### Exercise materials
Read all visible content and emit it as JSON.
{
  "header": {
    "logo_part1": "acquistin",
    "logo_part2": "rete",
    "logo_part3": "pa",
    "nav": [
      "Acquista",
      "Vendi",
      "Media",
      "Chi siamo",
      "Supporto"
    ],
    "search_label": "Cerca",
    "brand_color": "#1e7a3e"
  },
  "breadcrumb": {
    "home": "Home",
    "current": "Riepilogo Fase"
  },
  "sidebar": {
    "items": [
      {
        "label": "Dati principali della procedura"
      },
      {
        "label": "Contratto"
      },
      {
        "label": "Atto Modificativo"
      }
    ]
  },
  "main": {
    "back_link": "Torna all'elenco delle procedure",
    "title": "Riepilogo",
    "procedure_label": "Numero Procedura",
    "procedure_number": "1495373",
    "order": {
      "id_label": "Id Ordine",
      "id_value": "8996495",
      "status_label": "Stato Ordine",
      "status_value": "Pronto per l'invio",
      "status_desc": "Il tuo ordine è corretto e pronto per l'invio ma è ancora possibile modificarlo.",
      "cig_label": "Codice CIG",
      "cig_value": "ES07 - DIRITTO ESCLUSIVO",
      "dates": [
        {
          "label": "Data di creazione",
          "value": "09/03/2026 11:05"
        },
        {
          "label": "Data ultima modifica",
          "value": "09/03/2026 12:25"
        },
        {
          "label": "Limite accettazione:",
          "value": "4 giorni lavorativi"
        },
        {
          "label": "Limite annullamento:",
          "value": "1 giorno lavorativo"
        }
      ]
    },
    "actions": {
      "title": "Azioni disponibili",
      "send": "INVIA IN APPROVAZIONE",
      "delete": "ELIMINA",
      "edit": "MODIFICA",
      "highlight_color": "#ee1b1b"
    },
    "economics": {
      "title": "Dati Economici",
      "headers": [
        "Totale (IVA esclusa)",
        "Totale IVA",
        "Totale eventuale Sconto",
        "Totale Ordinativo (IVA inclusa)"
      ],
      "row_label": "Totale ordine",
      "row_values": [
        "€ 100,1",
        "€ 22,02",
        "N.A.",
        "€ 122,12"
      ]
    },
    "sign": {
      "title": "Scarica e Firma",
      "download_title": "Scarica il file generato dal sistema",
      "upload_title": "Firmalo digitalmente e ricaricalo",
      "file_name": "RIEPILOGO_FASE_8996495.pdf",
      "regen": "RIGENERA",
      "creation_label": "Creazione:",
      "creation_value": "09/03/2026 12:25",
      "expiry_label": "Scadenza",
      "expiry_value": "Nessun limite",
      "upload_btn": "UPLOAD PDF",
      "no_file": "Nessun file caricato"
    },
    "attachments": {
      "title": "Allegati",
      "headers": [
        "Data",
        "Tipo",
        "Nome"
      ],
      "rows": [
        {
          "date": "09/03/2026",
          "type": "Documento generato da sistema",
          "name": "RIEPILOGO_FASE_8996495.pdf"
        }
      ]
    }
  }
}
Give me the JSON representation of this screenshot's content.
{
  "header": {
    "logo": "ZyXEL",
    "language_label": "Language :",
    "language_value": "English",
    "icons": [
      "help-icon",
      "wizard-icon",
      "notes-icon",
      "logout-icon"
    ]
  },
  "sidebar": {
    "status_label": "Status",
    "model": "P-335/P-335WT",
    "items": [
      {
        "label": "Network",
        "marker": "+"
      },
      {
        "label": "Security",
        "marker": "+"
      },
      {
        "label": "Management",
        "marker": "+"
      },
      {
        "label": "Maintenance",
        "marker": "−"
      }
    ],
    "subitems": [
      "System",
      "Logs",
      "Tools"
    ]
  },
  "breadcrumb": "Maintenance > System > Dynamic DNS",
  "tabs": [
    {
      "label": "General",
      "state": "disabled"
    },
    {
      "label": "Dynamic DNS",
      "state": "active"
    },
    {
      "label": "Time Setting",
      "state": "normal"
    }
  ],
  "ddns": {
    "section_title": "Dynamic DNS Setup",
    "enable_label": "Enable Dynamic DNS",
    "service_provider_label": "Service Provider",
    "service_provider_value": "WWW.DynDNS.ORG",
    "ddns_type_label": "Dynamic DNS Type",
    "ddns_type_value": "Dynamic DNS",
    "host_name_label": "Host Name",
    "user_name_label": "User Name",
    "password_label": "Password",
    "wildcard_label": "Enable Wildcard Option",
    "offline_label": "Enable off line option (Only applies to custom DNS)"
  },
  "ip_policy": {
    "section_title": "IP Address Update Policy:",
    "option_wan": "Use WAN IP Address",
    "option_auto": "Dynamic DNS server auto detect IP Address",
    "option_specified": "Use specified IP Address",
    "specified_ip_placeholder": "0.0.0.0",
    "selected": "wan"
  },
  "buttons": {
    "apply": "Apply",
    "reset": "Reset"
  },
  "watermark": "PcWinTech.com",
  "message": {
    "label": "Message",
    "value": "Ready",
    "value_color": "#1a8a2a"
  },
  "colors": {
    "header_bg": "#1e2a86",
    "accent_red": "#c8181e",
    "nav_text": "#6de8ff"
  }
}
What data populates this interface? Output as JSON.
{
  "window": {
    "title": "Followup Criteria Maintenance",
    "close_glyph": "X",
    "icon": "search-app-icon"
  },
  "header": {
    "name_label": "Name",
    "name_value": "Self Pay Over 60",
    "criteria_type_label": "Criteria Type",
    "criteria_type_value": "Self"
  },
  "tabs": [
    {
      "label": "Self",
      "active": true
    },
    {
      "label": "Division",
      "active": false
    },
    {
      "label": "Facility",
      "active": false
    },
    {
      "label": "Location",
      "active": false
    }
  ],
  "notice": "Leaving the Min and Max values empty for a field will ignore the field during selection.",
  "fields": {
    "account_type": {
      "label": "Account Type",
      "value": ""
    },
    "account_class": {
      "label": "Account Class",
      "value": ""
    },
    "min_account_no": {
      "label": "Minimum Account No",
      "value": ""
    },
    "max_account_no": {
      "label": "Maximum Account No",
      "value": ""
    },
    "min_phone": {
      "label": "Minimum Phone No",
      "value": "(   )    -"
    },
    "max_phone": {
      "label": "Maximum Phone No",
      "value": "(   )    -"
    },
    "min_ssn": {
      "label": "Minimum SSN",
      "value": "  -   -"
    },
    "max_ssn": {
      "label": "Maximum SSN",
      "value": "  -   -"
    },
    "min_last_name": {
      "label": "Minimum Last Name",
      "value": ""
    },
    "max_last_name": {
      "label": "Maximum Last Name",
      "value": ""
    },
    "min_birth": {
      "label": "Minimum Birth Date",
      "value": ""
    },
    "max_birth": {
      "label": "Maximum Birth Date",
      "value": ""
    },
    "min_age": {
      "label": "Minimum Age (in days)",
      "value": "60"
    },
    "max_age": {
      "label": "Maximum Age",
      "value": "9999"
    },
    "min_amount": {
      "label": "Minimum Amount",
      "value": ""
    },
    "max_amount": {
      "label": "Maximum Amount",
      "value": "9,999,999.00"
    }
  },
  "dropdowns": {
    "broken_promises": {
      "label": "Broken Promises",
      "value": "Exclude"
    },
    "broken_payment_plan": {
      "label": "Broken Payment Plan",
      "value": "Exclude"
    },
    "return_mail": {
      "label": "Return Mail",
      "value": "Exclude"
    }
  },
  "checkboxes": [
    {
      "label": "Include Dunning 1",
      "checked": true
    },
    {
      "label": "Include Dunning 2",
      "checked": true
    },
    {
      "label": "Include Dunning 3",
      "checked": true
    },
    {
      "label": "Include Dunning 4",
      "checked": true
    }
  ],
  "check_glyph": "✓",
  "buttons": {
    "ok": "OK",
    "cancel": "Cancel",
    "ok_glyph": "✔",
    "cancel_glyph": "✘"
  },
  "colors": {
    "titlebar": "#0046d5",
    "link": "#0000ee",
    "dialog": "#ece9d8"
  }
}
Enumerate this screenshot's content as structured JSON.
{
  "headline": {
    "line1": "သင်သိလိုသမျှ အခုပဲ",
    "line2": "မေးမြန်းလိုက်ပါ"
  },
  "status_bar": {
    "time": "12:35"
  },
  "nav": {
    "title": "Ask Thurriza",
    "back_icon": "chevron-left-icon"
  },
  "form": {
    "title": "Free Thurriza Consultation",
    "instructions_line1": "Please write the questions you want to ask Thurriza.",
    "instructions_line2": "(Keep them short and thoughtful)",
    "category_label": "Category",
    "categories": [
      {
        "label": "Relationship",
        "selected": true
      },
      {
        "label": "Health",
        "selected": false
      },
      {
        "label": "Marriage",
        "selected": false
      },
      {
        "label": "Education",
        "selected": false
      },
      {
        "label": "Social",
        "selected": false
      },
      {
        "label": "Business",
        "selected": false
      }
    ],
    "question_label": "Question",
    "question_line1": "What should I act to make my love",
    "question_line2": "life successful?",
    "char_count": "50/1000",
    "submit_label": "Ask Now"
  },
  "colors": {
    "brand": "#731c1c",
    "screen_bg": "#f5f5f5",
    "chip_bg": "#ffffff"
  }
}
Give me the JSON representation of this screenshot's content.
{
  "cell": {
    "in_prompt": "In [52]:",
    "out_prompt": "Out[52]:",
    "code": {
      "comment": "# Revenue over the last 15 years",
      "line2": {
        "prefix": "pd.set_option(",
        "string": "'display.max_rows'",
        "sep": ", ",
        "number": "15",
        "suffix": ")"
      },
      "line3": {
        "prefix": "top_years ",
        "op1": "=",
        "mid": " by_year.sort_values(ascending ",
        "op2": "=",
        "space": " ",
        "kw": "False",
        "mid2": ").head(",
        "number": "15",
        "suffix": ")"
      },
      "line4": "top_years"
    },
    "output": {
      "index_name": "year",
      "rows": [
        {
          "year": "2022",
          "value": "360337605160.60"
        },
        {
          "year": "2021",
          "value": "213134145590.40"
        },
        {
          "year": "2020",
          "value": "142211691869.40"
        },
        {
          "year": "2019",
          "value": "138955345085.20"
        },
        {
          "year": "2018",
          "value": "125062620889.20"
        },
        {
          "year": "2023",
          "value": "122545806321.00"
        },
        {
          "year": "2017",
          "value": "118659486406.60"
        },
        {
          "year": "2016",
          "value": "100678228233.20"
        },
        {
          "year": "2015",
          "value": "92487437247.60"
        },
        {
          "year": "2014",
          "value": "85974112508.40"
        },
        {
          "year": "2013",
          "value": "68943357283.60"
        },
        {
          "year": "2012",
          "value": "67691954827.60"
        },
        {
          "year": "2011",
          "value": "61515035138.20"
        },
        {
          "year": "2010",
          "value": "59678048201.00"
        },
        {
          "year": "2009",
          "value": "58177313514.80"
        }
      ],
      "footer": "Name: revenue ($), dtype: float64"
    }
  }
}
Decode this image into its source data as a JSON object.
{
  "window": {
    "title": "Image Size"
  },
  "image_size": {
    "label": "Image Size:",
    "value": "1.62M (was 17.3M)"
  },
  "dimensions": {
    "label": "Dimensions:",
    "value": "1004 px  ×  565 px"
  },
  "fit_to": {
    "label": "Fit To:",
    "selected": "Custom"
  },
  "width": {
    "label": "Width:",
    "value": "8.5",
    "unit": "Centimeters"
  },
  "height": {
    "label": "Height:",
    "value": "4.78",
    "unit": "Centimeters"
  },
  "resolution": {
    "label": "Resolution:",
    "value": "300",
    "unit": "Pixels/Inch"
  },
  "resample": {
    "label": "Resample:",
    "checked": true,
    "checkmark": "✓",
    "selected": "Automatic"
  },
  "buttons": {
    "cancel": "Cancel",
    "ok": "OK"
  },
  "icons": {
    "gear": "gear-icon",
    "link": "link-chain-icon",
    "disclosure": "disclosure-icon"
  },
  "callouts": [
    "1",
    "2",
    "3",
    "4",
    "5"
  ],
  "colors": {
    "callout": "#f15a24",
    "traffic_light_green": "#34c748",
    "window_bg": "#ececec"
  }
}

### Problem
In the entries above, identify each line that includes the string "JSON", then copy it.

### Response to the task
Read all visible content and emit it as JSON.
Give me the JSON representation of this screenshot's content.
What data populates this interface? Output as JSON.
Enumerate this screenshot's content as structured JSON.
Give me the JSON representation of this screenshot's content.
Decode this image into its source data as a JSON object.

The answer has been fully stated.